Recorded data
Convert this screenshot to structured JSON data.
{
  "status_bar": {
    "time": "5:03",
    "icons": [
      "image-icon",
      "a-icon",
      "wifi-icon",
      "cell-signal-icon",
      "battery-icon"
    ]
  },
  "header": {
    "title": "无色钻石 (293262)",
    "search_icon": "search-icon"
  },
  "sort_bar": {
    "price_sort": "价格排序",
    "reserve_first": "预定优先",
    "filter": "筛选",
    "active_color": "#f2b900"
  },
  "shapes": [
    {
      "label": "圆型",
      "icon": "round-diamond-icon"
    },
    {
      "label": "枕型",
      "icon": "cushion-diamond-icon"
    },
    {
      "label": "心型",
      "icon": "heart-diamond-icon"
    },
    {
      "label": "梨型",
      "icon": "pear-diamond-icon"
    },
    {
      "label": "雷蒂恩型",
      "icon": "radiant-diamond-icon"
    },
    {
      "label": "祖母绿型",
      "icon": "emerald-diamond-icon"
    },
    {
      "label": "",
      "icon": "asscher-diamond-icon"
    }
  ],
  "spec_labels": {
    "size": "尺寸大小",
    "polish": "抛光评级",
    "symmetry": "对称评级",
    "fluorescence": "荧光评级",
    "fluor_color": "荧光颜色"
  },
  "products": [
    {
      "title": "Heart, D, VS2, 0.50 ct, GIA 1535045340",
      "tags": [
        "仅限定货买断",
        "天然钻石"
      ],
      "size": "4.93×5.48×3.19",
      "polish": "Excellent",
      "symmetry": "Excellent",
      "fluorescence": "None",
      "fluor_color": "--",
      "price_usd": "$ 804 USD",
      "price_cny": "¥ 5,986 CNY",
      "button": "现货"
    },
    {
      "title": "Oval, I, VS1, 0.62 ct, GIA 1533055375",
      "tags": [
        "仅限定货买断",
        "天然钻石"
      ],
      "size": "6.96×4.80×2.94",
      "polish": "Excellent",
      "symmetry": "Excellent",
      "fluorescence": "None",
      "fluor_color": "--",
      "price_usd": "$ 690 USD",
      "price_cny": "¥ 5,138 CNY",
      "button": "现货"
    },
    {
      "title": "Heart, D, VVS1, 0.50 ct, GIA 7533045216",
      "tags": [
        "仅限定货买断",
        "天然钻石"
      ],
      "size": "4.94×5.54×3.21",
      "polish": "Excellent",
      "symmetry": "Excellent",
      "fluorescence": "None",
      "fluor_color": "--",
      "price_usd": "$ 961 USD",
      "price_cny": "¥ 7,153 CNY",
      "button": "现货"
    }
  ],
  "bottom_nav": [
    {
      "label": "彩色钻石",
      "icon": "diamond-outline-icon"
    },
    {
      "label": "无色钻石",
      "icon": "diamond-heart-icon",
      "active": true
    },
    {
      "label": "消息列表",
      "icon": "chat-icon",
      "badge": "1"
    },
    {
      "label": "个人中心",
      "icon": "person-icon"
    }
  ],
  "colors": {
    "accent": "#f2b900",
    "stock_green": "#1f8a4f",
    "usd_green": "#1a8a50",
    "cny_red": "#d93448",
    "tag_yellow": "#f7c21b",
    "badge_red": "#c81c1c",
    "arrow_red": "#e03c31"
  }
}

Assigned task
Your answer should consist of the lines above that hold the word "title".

Your solution
    "title": "无色钻石 (293262)",
      "title": "Heart, D, VS2, 0.50 ct, GIA 1535045340",
      "title": "Oval, I, VS1, 0.62 ct, GIA 1533055375",
      "title": "Heart, D, VVS1, 0.50 ct, GIA 7533045216",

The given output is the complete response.